**About this exercise:** Your answer should be the lines of the data below that contain "synch".

**Dataset records:**
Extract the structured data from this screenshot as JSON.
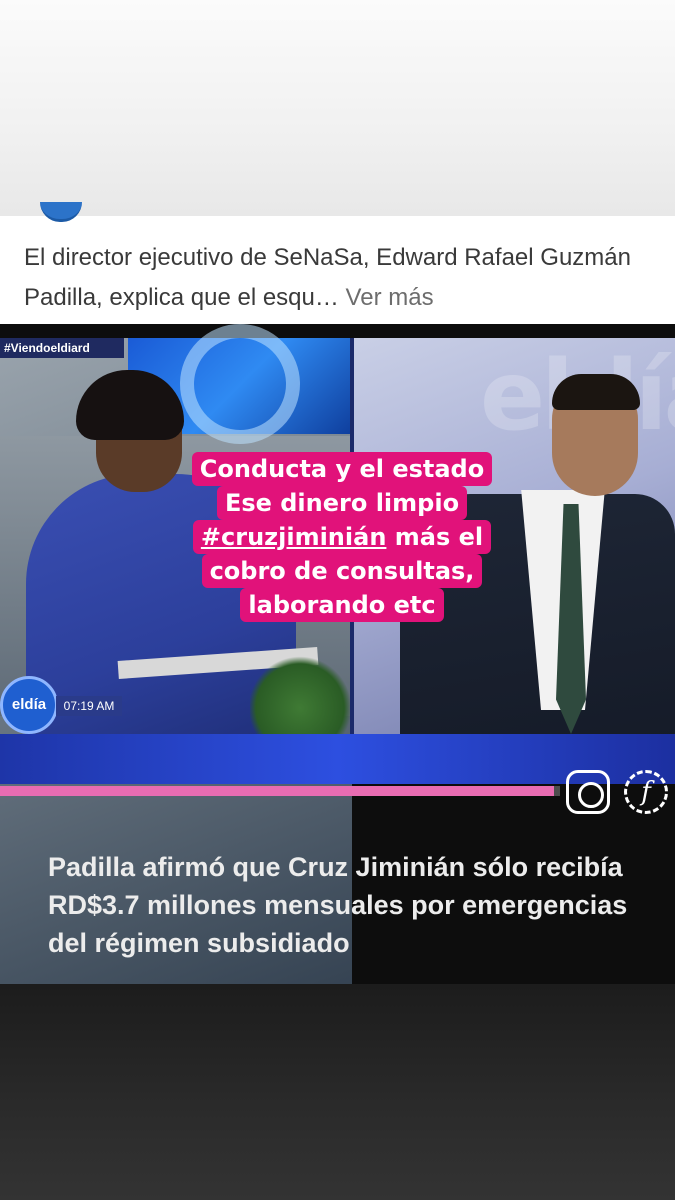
{
  "post": {
    "text": "El director ejecutivo de SeNaSa, Edward Rafael Guzmán Padilla, explica que el esqu…",
    "see_more": "Ver más"
  },
  "video": {
    "hashtag": "#Viendoeldiard",
    "channel_logo": "eldía",
    "time": "07:19 AM",
    "progress_fraction": 0.99,
    "caption": "Padilla afirmó que Cruz Jiminián sólo recibía RD$3.7 millones mensuales por emergencias del régimen subsidiado",
    "icons": [
      "instagram-icon",
      "facebook-icon"
    ]
  },
  "sticker": {
    "line1": "Conducta y el estado",
    "line2": "Ese dinero limpio",
    "line3_tag": "#cruzjiminián",
    "line3_rest": " más el",
    "line4": "cobro de consultas,",
    "line5": "laborando etc",
    "color": "#e1127a"
  }
}
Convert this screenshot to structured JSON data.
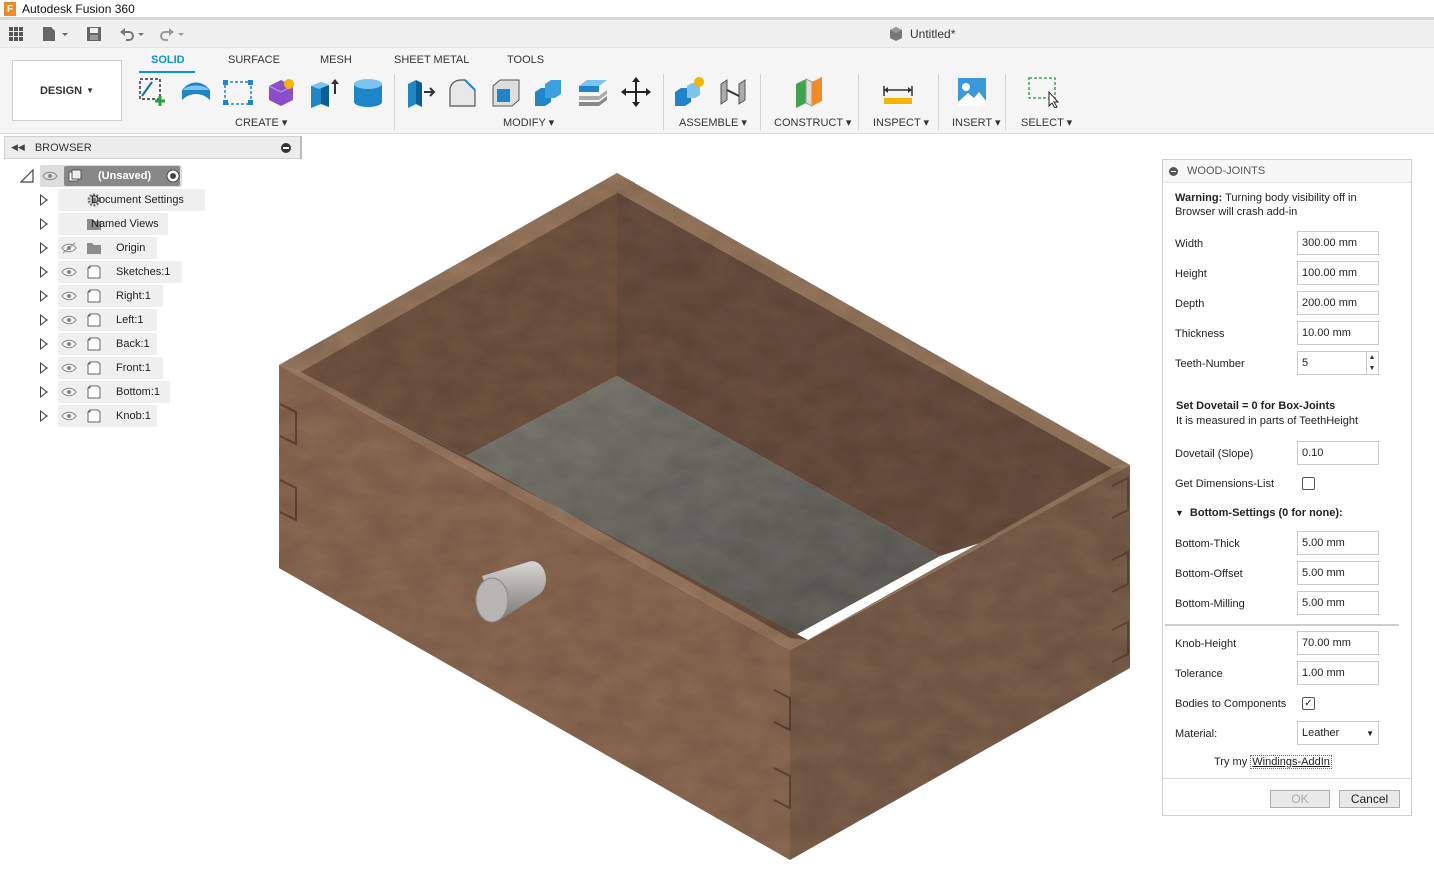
{
  "app": {
    "title": "Autodesk Fusion 360",
    "logo_letter": "F"
  },
  "document": {
    "title": "Untitled*"
  },
  "workspace": {
    "label": "DESIGN"
  },
  "tabs": [
    {
      "label": "SOLID"
    },
    {
      "label": "SURFACE"
    },
    {
      "label": "MESH"
    },
    {
      "label": "SHEET METAL"
    },
    {
      "label": "TOOLS"
    }
  ],
  "groups": {
    "create": "CREATE",
    "modify": "MODIFY",
    "assemble": "ASSEMBLE",
    "construct": "CONSTRUCT",
    "inspect": "INSPECT",
    "insert": "INSERT",
    "select": "SELECT"
  },
  "browser": {
    "title": "BROWSER",
    "root": "(Unsaved)",
    "items": [
      {
        "label": "Document Settings",
        "icon": "gear-icon"
      },
      {
        "label": "Named Views",
        "icon": "folder-icon"
      },
      {
        "label": "Origin",
        "icon": "folder-icon"
      },
      {
        "label": "Sketches:1",
        "icon": "body-icon"
      },
      {
        "label": "Right:1",
        "icon": "body-icon"
      },
      {
        "label": "Left:1",
        "icon": "body-icon"
      },
      {
        "label": "Back:1",
        "icon": "body-icon"
      },
      {
        "label": "Front:1",
        "icon": "body-icon"
      },
      {
        "label": "Bottom:1",
        "icon": "body-icon"
      },
      {
        "label": "Knob:1",
        "icon": "body-icon"
      }
    ]
  },
  "dialog": {
    "title": "WOOD-JOINTS",
    "warning_bold": "Warning:",
    "warning_text": "Turning body visibility off in Browser will crash add-in",
    "fields": {
      "width": {
        "label": "Width",
        "value": "300.00 mm"
      },
      "height": {
        "label": "Height",
        "value": "100.00 mm"
      },
      "depth": {
        "label": "Depth",
        "value": "200.00 mm"
      },
      "thickness": {
        "label": "Thickness",
        "value": "10.00 mm"
      },
      "teeth": {
        "label": "Teeth-Number",
        "value": "5"
      },
      "dovetail": {
        "label": "Dovetail (Slope)",
        "value": "0.10"
      },
      "dimlist": {
        "label": "Get Dimensions-List"
      },
      "bottom_thick": {
        "label": "Bottom-Thick",
        "value": "5.00 mm"
      },
      "bottom_offset": {
        "label": "Bottom-Offset",
        "value": "5.00 mm"
      },
      "bottom_milling": {
        "label": "Bottom-Milling",
        "value": "5.00 mm"
      },
      "knob_height": {
        "label": "Knob-Height",
        "value": "70.00 mm"
      },
      "tolerance": {
        "label": "Tolerance",
        "value": "1.00 mm"
      },
      "bodies": {
        "label": "Bodies to Components"
      },
      "material": {
        "label": "Material:",
        "value": "Leather"
      }
    },
    "dovetail_note_bold": "Set Dovetail = 0 for Box-Joints",
    "dovetail_note": "It is measured in parts of TeethHeight",
    "bottom_group": "Bottom-Settings (0 for none):",
    "try_prefix": "Try my",
    "try_link": "Windings-AddIn",
    "ok": "OK",
    "cancel": "Cancel"
  },
  "colors": {
    "accent": "#0696d7",
    "wood": "#8a6a54",
    "floor": "#6e6d66"
  }
}
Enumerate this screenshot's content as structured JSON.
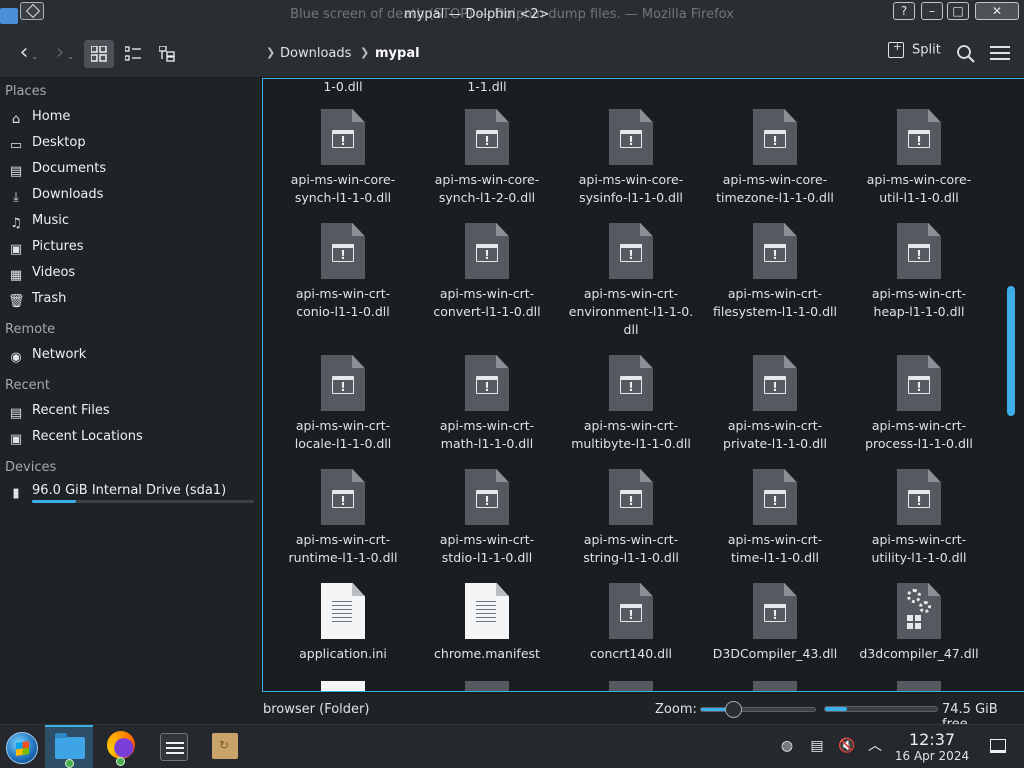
{
  "window": {
    "title_back": "Blue screen of death (STOP) — Dolphin dump files. — Mozilla Firefox",
    "title_front": "mypal — Dolphin <2>"
  },
  "titlebar_buttons": {
    "help": "?",
    "minimize": "–",
    "maximize": "□",
    "close": "✕"
  },
  "toolbar": {
    "breadcrumbs": [
      "Downloads",
      "mypal"
    ],
    "split_label": "Split"
  },
  "sidebar": {
    "places_title": "Places",
    "places": [
      {
        "label": "Home",
        "icon": "home-icon",
        "glyph": "⌂"
      },
      {
        "label": "Desktop",
        "icon": "desktop-icon",
        "glyph": "▭"
      },
      {
        "label": "Documents",
        "icon": "documents-icon",
        "glyph": "▤"
      },
      {
        "label": "Downloads",
        "icon": "downloads-icon",
        "glyph": "⤓"
      },
      {
        "label": "Music",
        "icon": "music-icon",
        "glyph": "♫"
      },
      {
        "label": "Pictures",
        "icon": "pictures-icon",
        "glyph": "▣"
      },
      {
        "label": "Videos",
        "icon": "videos-icon",
        "glyph": "▦"
      },
      {
        "label": "Trash",
        "icon": "trash-icon",
        "glyph": "🗑"
      }
    ],
    "remote_title": "Remote",
    "remote": [
      {
        "label": "Network",
        "icon": "network-icon",
        "glyph": "◉"
      }
    ],
    "recent_title": "Recent",
    "recent": [
      {
        "label": "Recent Files",
        "icon": "recent-files-icon",
        "glyph": "▤"
      },
      {
        "label": "Recent Locations",
        "icon": "recent-locations-icon",
        "glyph": "▣"
      }
    ],
    "devices_title": "Devices",
    "devices": [
      {
        "label": "96.0 GiB Internal Drive (sda1)",
        "icon": "drive-icon",
        "glyph": "▮",
        "usage_fraction": 0.2
      }
    ]
  },
  "files": {
    "partial_top": [
      "1-0.dll",
      "1-1.dll"
    ],
    "rows": [
      [
        {
          "name": "api-ms-win-core-synch-l1-1-0.dll",
          "lines": [
            "api-ms-win-core-",
            "synch-l1-1-0.dll"
          ],
          "kind": "dll"
        },
        {
          "name": "api-ms-win-core-synch-l1-2-0.dll",
          "lines": [
            "api-ms-win-core-",
            "synch-l1-2-0.dll"
          ],
          "kind": "dll"
        },
        {
          "name": "api-ms-win-core-sysinfo-l1-1-0.dll",
          "lines": [
            "api-ms-win-core-",
            "sysinfo-l1-1-0.dll"
          ],
          "kind": "dll"
        },
        {
          "name": "api-ms-win-core-timezone-l1-1-0.dll",
          "lines": [
            "api-ms-win-core-",
            "timezone-l1-1-0.dll"
          ],
          "kind": "dll"
        },
        {
          "name": "api-ms-win-core-util-l1-1-0.dll",
          "lines": [
            "api-ms-win-core-",
            "util-l1-1-0.dll"
          ],
          "kind": "dll"
        }
      ],
      [
        {
          "name": "api-ms-win-crt-conio-l1-1-0.dll",
          "lines": [
            "api-ms-win-crt-",
            "conio-l1-1-0.dll"
          ],
          "kind": "dll"
        },
        {
          "name": "api-ms-win-crt-convert-l1-1-0.dll",
          "lines": [
            "api-ms-win-crt-",
            "convert-l1-1-0.dll"
          ],
          "kind": "dll"
        },
        {
          "name": "api-ms-win-crt-environment-l1-1-0.dll",
          "lines": [
            "api-ms-win-crt-",
            "environment-l1-1-0.",
            "dll"
          ],
          "kind": "dll"
        },
        {
          "name": "api-ms-win-crt-filesystem-l1-1-0.dll",
          "lines": [
            "api-ms-win-crt-",
            "filesystem-l1-1-0.dll"
          ],
          "kind": "dll"
        },
        {
          "name": "api-ms-win-crt-heap-l1-1-0.dll",
          "lines": [
            "api-ms-win-crt-",
            "heap-l1-1-0.dll"
          ],
          "kind": "dll"
        }
      ],
      [
        {
          "name": "api-ms-win-crt-locale-l1-1-0.dll",
          "lines": [
            "api-ms-win-crt-",
            "locale-l1-1-0.dll"
          ],
          "kind": "dll"
        },
        {
          "name": "api-ms-win-crt-math-l1-1-0.dll",
          "lines": [
            "api-ms-win-crt-",
            "math-l1-1-0.dll"
          ],
          "kind": "dll"
        },
        {
          "name": "api-ms-win-crt-multibyte-l1-1-0.dll",
          "lines": [
            "api-ms-win-crt-",
            "multibyte-l1-1-0.dll"
          ],
          "kind": "dll"
        },
        {
          "name": "api-ms-win-crt-private-l1-1-0.dll",
          "lines": [
            "api-ms-win-crt-",
            "private-l1-1-0.dll"
          ],
          "kind": "dll"
        },
        {
          "name": "api-ms-win-crt-process-l1-1-0.dll",
          "lines": [
            "api-ms-win-crt-",
            "process-l1-1-0.dll"
          ],
          "kind": "dll"
        }
      ],
      [
        {
          "name": "api-ms-win-crt-runtime-l1-1-0.dll",
          "lines": [
            "api-ms-win-crt-",
            "runtime-l1-1-0.dll"
          ],
          "kind": "dll"
        },
        {
          "name": "api-ms-win-crt-stdio-l1-1-0.dll",
          "lines": [
            "api-ms-win-crt-",
            "stdio-l1-1-0.dll"
          ],
          "kind": "dll"
        },
        {
          "name": "api-ms-win-crt-string-l1-1-0.dll",
          "lines": [
            "api-ms-win-crt-",
            "string-l1-1-0.dll"
          ],
          "kind": "dll"
        },
        {
          "name": "api-ms-win-crt-time-l1-1-0.dll",
          "lines": [
            "api-ms-win-crt-",
            "time-l1-1-0.dll"
          ],
          "kind": "dll"
        },
        {
          "name": "api-ms-win-crt-utility-l1-1-0.dll",
          "lines": [
            "api-ms-win-crt-",
            "utility-l1-1-0.dll"
          ],
          "kind": "dll"
        }
      ],
      [
        {
          "name": "application.ini",
          "lines": [
            "application.ini"
          ],
          "kind": "text"
        },
        {
          "name": "chrome.manifest",
          "lines": [
            "chrome.manifest"
          ],
          "kind": "text"
        },
        {
          "name": "concrt140.dll",
          "lines": [
            "concrt140.dll"
          ],
          "kind": "dll"
        },
        {
          "name": "D3DCompiler_43.dll",
          "lines": [
            "D3DCompiler_43.dll"
          ],
          "kind": "dll"
        },
        {
          "name": "d3dcompiler_47.dll",
          "lines": [
            "d3dcompiler_47.dll"
          ],
          "kind": "config"
        }
      ]
    ]
  },
  "status": {
    "selection": "browser (Folder)",
    "zoom_label": "Zoom:",
    "zoom_fraction": 0.28,
    "free_space": "74.5 GiB free",
    "free_used_fraction": 0.2
  },
  "taskbar": {
    "clock_time": "12:37",
    "clock_date": "16 Apr 2024"
  },
  "colors": {
    "accent": "#3daee9",
    "background": "#1b1e20",
    "panel": "#2a2e32"
  }
}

**Response to the exercise:**
          "name": "api-ms-win-core-synch-l1-1-0.dll",
            "synch-l1-1-0.dll"
          "name": "api-ms-win-core-synch-l1-2-0.dll",
            "synch-l1-2-0.dll"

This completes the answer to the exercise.